## [Component data from apps and pages]
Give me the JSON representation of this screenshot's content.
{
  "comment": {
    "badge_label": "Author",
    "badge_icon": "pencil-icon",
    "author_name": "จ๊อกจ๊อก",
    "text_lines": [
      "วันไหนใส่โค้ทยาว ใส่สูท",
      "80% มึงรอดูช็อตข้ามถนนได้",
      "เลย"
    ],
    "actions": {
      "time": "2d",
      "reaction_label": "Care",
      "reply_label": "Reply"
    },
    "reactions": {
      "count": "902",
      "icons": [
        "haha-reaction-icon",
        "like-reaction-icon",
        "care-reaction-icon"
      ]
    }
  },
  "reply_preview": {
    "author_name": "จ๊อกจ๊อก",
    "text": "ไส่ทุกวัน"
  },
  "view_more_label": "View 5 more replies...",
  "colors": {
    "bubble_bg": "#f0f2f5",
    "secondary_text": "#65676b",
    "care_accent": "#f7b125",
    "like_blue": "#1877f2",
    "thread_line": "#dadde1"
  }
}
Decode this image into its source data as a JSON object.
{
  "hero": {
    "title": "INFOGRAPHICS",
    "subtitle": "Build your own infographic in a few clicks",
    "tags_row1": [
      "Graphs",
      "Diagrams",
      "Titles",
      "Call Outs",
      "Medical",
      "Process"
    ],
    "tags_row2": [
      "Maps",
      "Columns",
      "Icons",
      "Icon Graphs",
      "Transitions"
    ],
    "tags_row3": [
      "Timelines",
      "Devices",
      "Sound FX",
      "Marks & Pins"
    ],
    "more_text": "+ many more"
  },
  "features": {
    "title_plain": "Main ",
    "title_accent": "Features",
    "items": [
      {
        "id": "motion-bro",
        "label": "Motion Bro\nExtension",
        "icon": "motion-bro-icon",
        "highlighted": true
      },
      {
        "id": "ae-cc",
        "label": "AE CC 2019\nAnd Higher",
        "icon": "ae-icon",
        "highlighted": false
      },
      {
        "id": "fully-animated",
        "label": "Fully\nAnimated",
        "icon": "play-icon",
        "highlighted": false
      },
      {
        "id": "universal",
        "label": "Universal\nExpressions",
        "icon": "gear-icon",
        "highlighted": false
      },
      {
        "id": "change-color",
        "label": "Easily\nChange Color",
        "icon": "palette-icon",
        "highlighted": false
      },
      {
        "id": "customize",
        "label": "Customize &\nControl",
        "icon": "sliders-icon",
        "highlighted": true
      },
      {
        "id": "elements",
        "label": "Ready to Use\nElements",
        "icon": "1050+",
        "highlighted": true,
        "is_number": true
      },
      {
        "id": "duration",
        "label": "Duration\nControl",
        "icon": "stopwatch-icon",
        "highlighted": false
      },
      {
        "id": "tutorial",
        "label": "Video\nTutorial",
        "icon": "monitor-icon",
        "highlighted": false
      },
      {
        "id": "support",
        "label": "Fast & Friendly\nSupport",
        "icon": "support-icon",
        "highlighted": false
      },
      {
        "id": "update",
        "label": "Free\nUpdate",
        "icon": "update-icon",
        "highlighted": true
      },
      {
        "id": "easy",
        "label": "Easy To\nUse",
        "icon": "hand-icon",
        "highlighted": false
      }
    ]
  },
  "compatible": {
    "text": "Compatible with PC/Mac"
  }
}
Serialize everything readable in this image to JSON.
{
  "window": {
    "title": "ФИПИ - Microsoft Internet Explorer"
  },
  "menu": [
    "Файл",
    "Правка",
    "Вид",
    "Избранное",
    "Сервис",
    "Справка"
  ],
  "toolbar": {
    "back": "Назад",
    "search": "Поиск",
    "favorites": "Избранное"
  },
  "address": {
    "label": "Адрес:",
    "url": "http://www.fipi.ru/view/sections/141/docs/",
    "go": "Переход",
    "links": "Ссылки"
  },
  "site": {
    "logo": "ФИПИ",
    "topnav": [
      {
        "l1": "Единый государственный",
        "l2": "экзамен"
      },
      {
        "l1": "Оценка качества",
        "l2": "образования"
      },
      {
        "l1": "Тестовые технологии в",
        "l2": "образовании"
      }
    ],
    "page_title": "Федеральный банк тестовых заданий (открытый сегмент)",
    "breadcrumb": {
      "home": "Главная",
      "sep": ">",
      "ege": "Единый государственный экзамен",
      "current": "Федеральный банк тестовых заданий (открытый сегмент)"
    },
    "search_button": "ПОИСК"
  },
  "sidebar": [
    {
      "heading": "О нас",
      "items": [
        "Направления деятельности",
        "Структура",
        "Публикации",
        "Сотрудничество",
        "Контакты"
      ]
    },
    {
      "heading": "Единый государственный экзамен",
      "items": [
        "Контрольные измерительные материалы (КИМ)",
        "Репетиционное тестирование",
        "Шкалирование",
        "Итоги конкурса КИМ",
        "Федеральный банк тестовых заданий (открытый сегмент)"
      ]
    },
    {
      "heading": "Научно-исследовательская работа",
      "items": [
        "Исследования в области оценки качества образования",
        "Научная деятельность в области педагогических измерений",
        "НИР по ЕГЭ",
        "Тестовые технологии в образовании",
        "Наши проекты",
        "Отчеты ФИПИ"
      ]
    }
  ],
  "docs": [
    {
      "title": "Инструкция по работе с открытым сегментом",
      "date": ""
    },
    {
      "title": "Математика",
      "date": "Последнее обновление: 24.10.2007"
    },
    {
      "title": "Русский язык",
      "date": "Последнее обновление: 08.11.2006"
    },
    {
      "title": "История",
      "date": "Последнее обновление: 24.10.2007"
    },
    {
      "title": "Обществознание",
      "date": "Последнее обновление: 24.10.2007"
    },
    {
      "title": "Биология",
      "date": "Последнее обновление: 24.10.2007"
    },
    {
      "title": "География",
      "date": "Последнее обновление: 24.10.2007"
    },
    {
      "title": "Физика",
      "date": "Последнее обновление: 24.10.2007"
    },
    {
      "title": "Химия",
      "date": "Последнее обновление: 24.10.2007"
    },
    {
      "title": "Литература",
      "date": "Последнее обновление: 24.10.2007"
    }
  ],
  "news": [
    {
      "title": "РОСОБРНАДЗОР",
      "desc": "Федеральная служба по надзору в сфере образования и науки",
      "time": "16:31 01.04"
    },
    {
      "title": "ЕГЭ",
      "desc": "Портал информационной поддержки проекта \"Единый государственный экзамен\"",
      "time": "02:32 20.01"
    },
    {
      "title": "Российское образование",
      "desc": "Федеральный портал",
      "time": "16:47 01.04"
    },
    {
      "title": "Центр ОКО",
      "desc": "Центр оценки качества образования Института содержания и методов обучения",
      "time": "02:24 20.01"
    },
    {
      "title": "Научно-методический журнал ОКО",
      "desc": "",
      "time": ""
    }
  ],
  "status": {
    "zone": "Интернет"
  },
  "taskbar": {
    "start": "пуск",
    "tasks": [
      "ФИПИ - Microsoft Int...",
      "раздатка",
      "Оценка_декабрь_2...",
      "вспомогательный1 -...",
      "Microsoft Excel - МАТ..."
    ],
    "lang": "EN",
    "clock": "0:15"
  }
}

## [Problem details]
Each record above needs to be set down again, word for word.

## [Solution]
Give me the JSON representation of this screenshot's content.
{
  "comment": {
    "badge_label": "Author",
    "badge_icon": "pencil-icon",
    "author_name": "จ๊อกจ๊อก",
    "text_lines": [
      "วันไหนใส่โค้ทยาว ใส่สูท",
      "80% มึงรอดูช็อตข้ามถนนได้",
      "เลย"
    ],
    "actions": {
      "time": "2d",
      "reaction_label": "Care",
      "reply_label": "Reply"
    },
    "reactions": {
      "count": "902",
      "icons": [
        "haha-reaction-icon",
        "like-reaction-icon",
        "care-reaction-icon"
      ]
    }
  },
  "reply_preview": {
    "author_name": "จ๊อกจ๊อก",
    "text": "ไส่ทุกวัน"
  },
  "view_more_label": "View 5 more replies...",
  "colors": {
    "bubble_bg": "#f0f2f5",
    "secondary_text": "#65676b",
    "care_accent": "#f7b125",
    "like_blue": "#1877f2",
    "thread_line": "#dadde1"
  }
}
Decode this image into its source data as a JSON object.
{
  "hero": {
    "title": "INFOGRAPHICS",
    "subtitle": "Build your own infographic in a few clicks",
    "tags_row1": [
      "Graphs",
      "Diagrams",
      "Titles",
      "Call Outs",
      "Medical",
      "Process"
    ],
    "tags_row2": [
      "Maps",
      "Columns",
      "Icons",
      "Icon Graphs",
      "Transitions"
    ],
    "tags_row3": [
      "Timelines",
      "Devices",
      "Sound FX",
      "Marks & Pins"
    ],
    "more_text": "+ many more"
  },
  "features": {
    "title_plain": "Main ",
    "title_accent": "Features",
    "items": [
      {
        "id": "motion-bro",
        "label": "Motion Bro\nExtension",
        "icon": "motion-bro-icon",
        "highlighted": true
      },
      {
        "id": "ae-cc",
        "label": "AE CC 2019\nAnd Higher",
        "icon": "ae-icon",
        "highlighted": false
      },
      {
        "id": "fully-animated",
        "label": "Fully\nAnimated",
        "icon": "play-icon",
        "highlighted": false
      },
      {
        "id": "universal",
        "label": "Universal\nExpressions",
        "icon": "gear-icon",
        "highlighted": false
      },
      {
        "id": "change-color",
        "label": "Easily\nChange Color",
        "icon": "palette-icon",
        "highlighted": false
      },
      {
        "id": "customize",
        "label": "Customize &\nControl",
        "icon": "sliders-icon",
        "highlighted": true
      },
      {
        "id": "elements",
        "label": "Ready to Use\nElements",
        "icon": "1050+",
        "highlighted": true,
        "is_number": true
      },
      {
        "id": "duration",
        "label": "Duration\nControl",
        "icon": "stopwatch-icon",
        "highlighted": false
      },
      {
        "id": "tutorial",
        "label": "Video\nTutorial",
        "icon": "monitor-icon",
        "highlighted": false
      },
      {
        "id": "support",
        "label": "Fast & Friendly\nSupport",
        "icon": "support-icon",
        "highlighted": false
      },
      {
        "id": "update",
        "label": "Free\nUpdate",
        "icon": "update-icon",
        "highlighted": true
      },
      {
        "id": "easy",
        "label": "Easy To\nUse",
        "icon": "hand-icon",
        "highlighted": false
      }
    ]
  },
  "compatible": {
    "text": "Compatible with PC/Mac"
  }
}
Serialize everything readable in this image to JSON.
{
  "window": {
    "title": "ФИПИ - Microsoft Internet Explorer"
  },
  "menu": [
    "Файл",
    "Правка",
    "Вид",
    "Избранное",
    "Сервис",
    "Справка"
  ],
  "toolbar": {
    "back": "Назад",
    "search": "Поиск",
    "favorites": "Избранное"
  },
  "address": {
    "label": "Адрес:",
    "url": "http://www.fipi.ru/view/sections/141/docs/",
    "go": "Переход",
    "links": "Ссылки"
  },
  "site": {
    "logo": "ФИПИ",
    "topnav": [
      {
        "l1": "Единый государственный",
        "l2": "экзамен"
      },
      {
        "l1": "Оценка качества",
        "l2": "образования"
      },
      {
        "l1": "Тестовые технологии в",
        "l2": "образовании"
      }
    ],
    "page_title": "Федеральный банк тестовых заданий (открытый сегмент)",
    "breadcrumb": {
      "home": "Главная",
      "sep": ">",
      "ege": "Единый государственный экзамен",
      "current": "Федеральный банк тестовых заданий (открытый сегмент)"
    },
    "search_button": "ПОИСК"
  },
  "sidebar": [
    {
      "heading": "О нас",
      "items": [
        "Направления деятельности",
        "Структура",
        "Публикации",
        "Сотрудничество",
        "Контакты"
      ]
    },
    {
      "heading": "Единый государственный экзамен",
      "items": [
        "Контрольные измерительные материалы (КИМ)",
        "Репетиционное тестирование",
        "Шкалирование",
        "Итоги конкурса КИМ",
        "Федеральный банк тестовых заданий (открытый сегмент)"
      ]
    },
    {
      "heading": "Научно-исследовательская работа",
      "items": [
        "Исследования в области оценки качества образования",
        "Научная деятельность в области педагогических измерений",
        "НИР по ЕГЭ",
        "Тестовые технологии в образовании",
        "Наши проекты",
        "Отчеты ФИПИ"
      ]
    }
  ],
  "docs": [
    {
      "title": "Инструкция по работе с открытым сегментом",
      "date": ""
    },
    {
      "title": "Математика",
      "date": "Последнее обновление: 24.10.2007"
    },
    {
      "title": "Русский язык",
      "date": "Последнее обновление: 08.11.2006"
    },
    {
      "title": "История",
      "date": "Последнее обновление: 24.10.2007"
    },
    {
      "title": "Обществознание",
      "date": "Последнее обновление: 24.10.2007"
    },
    {
      "title": "Биология",
      "date": "Последнее обновление: 24.10.2007"
    },
    {
      "title": "География",
      "date": "Последнее обновление: 24.10.2007"
    },
    {
      "title": "Физика",
      "date": "Последнее обновление: 24.10.2007"
    },
    {
      "title": "Химия",
      "date": "Последнее обновление: 24.10.2007"
    },
    {
      "title": "Литература",
      "date": "Последнее обновление: 24.10.2007"
    }
  ],
  "news": [
    {
      "title": "РОСОБРНАДЗОР",
      "desc": "Федеральная служба по надзору в сфере образования и науки",
      "time": "16:31 01.04"
    },
    {
      "title": "ЕГЭ",
      "desc": "Портал информационной поддержки проекта \"Единый государственный экзамен\"",
      "time": "02:32 20.01"
    },
    {
      "title": "Российское образование",
      "desc": "Федеральный портал",
      "time": "16:47 01.04"
    },
    {
      "title": "Центр ОКО",
      "desc": "Центр оценки качества образования Института содержания и методов обучения",
      "time": "02:24 20.01"
    },
    {
      "title": "Научно-методический журнал ОКО",
      "desc": "",
      "time": ""
    }
  ],
  "status": {
    "zone": "Интернет"
  },
  "taskbar": {
    "start": "пуск",
    "tasks": [
      "ФИПИ - Microsoft Int...",
      "раздатка",
      "Оценка_декабрь_2...",
      "вспомогательный1 -...",
      "Microsoft Excel - МАТ..."
    ],
    "lang": "EN",
    "clock": "0:15"
  }
}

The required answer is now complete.